McAfee has released new research exploring the impact of Artificial Intelligence (AI) and the rise of deepfakes on consumers. The data, from research conducted in early 2024 reveals that nearly 1 In 4 Indians (22 per cent) said they recently came across a political deepfake they later discovered to be fake.

According to the survey, in the past 12 months, 75 per cent of people said they’ve seen deepfake content, 38 per cent have encountered a deepfake scam, and 18 per cent have been victims of a deepfake scam.

Of the people who encountered or were the victims of a deepfake scam 57 per cent mistook a celebrity deepfake for real, with 31 per cent losing money to scams. 40 per cent had their voice cloned to trick someone, and 39 per cent received calls sounding like friends or family. Additionally, 37 per cent had their likeness used in explicit content, and 22 per cent believed political candidate deepfakes to be real at first.

“The ease with which AI can manipulate voices and visuals raises critical questions about the authenticity of content, particularly during a critical election year.” said Pratim Mukherjee, Senior Director of Engineering, McAfee. “We encourage consumers to maintain a healthy sense of skepticism. Seeing is no longer believing, and it is increasingly becoming important to take a step back and question the veracity of the content one is viewing.”

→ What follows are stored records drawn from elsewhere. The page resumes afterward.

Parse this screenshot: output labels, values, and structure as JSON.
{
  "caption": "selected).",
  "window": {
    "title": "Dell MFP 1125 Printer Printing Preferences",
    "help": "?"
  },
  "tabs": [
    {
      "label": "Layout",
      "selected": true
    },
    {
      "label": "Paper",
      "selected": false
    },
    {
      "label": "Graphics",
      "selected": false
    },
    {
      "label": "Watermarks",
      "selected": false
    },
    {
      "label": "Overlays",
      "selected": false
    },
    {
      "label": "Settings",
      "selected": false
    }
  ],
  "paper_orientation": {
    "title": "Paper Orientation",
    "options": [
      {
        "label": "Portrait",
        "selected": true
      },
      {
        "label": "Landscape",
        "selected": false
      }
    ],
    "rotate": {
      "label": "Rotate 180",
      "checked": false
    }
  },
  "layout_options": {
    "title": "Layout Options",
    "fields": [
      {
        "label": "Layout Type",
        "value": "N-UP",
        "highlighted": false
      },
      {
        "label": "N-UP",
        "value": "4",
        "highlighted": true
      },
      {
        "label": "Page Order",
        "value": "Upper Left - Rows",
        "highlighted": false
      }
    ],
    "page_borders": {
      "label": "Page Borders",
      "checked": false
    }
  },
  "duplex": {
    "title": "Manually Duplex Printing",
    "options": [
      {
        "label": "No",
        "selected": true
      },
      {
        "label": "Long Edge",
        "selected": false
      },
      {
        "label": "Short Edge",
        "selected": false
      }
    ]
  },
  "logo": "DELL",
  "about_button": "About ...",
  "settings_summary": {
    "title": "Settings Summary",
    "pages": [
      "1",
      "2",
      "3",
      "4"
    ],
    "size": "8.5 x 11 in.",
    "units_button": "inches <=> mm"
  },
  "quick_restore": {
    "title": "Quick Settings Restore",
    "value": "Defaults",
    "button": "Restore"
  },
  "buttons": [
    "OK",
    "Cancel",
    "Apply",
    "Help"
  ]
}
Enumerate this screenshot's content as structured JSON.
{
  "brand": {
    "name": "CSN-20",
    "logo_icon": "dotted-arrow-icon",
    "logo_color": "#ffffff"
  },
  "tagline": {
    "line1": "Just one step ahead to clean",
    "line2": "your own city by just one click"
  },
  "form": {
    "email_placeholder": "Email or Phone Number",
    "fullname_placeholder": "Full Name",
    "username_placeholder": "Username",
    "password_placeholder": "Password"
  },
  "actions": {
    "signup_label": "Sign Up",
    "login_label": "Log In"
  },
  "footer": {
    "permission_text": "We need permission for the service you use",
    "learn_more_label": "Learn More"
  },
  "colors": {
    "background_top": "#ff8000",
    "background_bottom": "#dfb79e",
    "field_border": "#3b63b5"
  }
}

The data also showed that nearly 80 per cent people are now more concerned about deepfakes than they were a year ago. When asked about the most concerning uses of deepfakes, respondents cited cyberbullying (55 per cent), fake pornography (52 per cent), scams (49 per cent), impersonating public figures (44 per cent), undermining media trust (37 per cent), influencing elections (31 per cent), and distorting historical facts (27 per cent).

Earlier this year, McAfee announced its deepfake detection technology, Project Mockingbird. According to the computer security software company, it was developed by McAfee Labs to help defend consumers against the threat of cybercriminals by identifying whether the audio in a video is AI-generated.

(Inputs from BL intern Vidushi Nautiyal)